Output the listing below verbatim.

(DATA EXTRACT Opens)

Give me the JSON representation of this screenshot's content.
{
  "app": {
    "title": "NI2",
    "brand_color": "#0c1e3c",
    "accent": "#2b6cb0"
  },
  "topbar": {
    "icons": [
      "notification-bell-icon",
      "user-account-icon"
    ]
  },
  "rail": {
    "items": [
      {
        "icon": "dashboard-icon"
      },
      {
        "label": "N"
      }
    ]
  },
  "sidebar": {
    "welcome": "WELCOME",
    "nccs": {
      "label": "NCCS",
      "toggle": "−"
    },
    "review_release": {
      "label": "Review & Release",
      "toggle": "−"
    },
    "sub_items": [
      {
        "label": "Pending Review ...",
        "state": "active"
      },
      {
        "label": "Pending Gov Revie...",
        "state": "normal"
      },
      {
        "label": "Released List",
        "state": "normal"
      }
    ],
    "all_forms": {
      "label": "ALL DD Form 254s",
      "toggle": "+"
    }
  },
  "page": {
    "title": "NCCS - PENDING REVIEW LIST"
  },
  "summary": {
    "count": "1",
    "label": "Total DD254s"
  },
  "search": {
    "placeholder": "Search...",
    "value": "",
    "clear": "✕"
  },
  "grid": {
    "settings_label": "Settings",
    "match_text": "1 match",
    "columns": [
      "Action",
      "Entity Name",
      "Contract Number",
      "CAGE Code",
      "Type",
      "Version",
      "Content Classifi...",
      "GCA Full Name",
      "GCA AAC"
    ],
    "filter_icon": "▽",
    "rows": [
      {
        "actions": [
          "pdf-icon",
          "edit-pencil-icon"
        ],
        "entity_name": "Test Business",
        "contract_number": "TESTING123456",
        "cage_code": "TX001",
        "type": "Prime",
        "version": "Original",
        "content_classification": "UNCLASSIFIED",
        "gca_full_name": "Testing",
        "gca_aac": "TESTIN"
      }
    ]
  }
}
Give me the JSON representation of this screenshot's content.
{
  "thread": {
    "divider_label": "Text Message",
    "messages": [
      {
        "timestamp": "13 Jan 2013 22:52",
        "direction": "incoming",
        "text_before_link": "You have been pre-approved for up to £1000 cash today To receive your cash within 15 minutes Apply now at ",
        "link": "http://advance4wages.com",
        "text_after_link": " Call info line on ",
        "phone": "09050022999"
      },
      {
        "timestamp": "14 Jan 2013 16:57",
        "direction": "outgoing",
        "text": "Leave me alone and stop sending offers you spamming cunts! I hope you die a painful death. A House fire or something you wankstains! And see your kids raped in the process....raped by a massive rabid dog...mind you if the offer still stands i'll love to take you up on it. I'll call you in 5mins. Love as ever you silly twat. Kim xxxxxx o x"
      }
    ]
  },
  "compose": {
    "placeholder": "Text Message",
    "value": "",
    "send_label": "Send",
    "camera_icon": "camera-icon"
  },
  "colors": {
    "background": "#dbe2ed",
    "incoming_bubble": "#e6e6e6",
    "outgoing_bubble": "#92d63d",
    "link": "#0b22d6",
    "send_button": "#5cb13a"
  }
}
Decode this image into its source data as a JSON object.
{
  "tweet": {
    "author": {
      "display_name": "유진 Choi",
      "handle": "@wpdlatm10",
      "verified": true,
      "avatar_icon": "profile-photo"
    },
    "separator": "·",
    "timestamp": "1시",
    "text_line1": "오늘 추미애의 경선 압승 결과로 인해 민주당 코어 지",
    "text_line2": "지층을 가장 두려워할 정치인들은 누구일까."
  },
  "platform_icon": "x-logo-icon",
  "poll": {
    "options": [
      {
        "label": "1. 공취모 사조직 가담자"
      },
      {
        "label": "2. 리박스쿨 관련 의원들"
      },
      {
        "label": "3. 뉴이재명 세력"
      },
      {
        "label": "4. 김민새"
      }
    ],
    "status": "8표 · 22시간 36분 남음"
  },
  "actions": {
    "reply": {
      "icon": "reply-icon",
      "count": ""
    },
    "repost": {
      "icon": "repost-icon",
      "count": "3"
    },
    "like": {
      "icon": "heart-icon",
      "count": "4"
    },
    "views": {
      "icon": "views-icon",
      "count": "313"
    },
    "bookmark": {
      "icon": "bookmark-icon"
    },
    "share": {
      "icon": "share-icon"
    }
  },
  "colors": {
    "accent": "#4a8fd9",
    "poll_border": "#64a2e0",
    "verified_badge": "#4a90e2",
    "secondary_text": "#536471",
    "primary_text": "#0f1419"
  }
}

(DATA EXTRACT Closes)

> _ANSWER SECTION_:
Give me the JSON representation of this screenshot's content.
{
  "app": {
    "title": "NI2",
    "brand_color": "#0c1e3c",
    "accent": "#2b6cb0"
  },
  "topbar": {
    "icons": [
      "notification-bell-icon",
      "user-account-icon"
    ]
  },
  "rail": {
    "items": [
      {
        "icon": "dashboard-icon"
      },
      {
        "label": "N"
      }
    ]
  },
  "sidebar": {
    "welcome": "WELCOME",
    "nccs": {
      "label": "NCCS",
      "toggle": "−"
    },
    "review_release": {
      "label": "Review & Release",
      "toggle": "−"
    },
    "sub_items": [
      {
        "label": "Pending Review ...",
        "state": "active"
      },
      {
        "label": "Pending Gov Revie...",
        "state": "normal"
      },
      {
        "label": "Released List",
        "state": "normal"
      }
    ],
    "all_forms": {
      "label": "ALL DD Form 254s",
      "toggle": "+"
    }
  },
  "page": {
    "title": "NCCS - PENDING REVIEW LIST"
  },
  "summary": {
    "count": "1",
    "label": "Total DD254s"
  },
  "search": {
    "placeholder": "Search...",
    "value": "",
    "clear": "✕"
  },
  "grid": {
    "settings_label": "Settings",
    "match_text": "1 match",
    "columns": [
      "Action",
      "Entity Name",
      "Contract Number",
      "CAGE Code",
      "Type",
      "Version",
      "Content Classifi...",
      "GCA Full Name",
      "GCA AAC"
    ],
    "filter_icon": "▽",
    "rows": [
      {
        "actions": [
          "pdf-icon",
          "edit-pencil-icon"
        ],
        "entity_name": "Test Business",
        "contract_number": "TESTING123456",
        "cage_code": "TX001",
        "type": "Prime",
        "version": "Original",
        "content_classification": "UNCLASSIFIED",
        "gca_full_name": "Testing",
        "gca_aac": "TESTIN"
      }
    ]
  }
}
Give me the JSON representation of this screenshot's content.
{
  "thread": {
    "divider_label": "Text Message",
    "messages": [
      {
        "timestamp": "13 Jan 2013 22:52",
        "direction": "incoming",
        "text_before_link": "You have been pre-approved for up to £1000 cash today To receive your cash within 15 minutes Apply now at ",
        "link": "http://advance4wages.com",
        "text_after_link": " Call info line on ",
        "phone": "09050022999"
      },
      {
        "timestamp": "14 Jan 2013 16:57",
        "direction": "outgoing",
        "text": "Leave me alone and stop sending offers you spamming cunts! I hope you die a painful death. A House fire or something you wankstains! And see your kids raped in the process....raped by a massive rabid dog...mind you if the offer still stands i'll love to take you up on it. I'll call you in 5mins. Love as ever you silly twat. Kim xxxxxx o x"
      }
    ]
  },
  "compose": {
    "placeholder": "Text Message",
    "value": "",
    "send_label": "Send",
    "camera_icon": "camera-icon"
  },
  "colors": {
    "background": "#dbe2ed",
    "incoming_bubble": "#e6e6e6",
    "outgoing_bubble": "#92d63d",
    "link": "#0b22d6",
    "send_button": "#5cb13a"
  }
}
Decode this image into its source data as a JSON object.
{
  "tweet": {
    "author": {
      "display_name": "유진 Choi",
      "handle": "@wpdlatm10",
      "verified": true,
      "avatar_icon": "profile-photo"
    },
    "separator": "·",
    "timestamp": "1시",
    "text_line1": "오늘 추미애의 경선 압승 결과로 인해 민주당 코어 지",
    "text_line2": "지층을 가장 두려워할 정치인들은 누구일까."
  },
  "platform_icon": "x-logo-icon",
  "poll": {
    "options": [
      {
        "label": "1. 공취모 사조직 가담자"
      },
      {
        "label": "2. 리박스쿨 관련 의원들"
      },
      {
        "label": "3. 뉴이재명 세력"
      },
      {
        "label": "4. 김민새"
      }
    ],
    "status": "8표 · 22시간 36분 남음"
  },
  "actions": {
    "reply": {
      "icon": "reply-icon",
      "count": ""
    },
    "repost": {
      "icon": "repost-icon",
      "count": "3"
    },
    "like": {
      "icon": "heart-icon",
      "count": "4"
    },
    "views": {
      "icon": "views-icon",
      "count": "313"
    },
    "bookmark": {
      "icon": "bookmark-icon"
    },
    "share": {
      "icon": "share-icon"
    }
  },
  "colors": {
    "accent": "#4a8fd9",
    "poll_border": "#64a2e0",
    "verified_badge": "#4a90e2",
    "secondary_text": "#536471",
    "primary_text": "#0f1419"
  }
}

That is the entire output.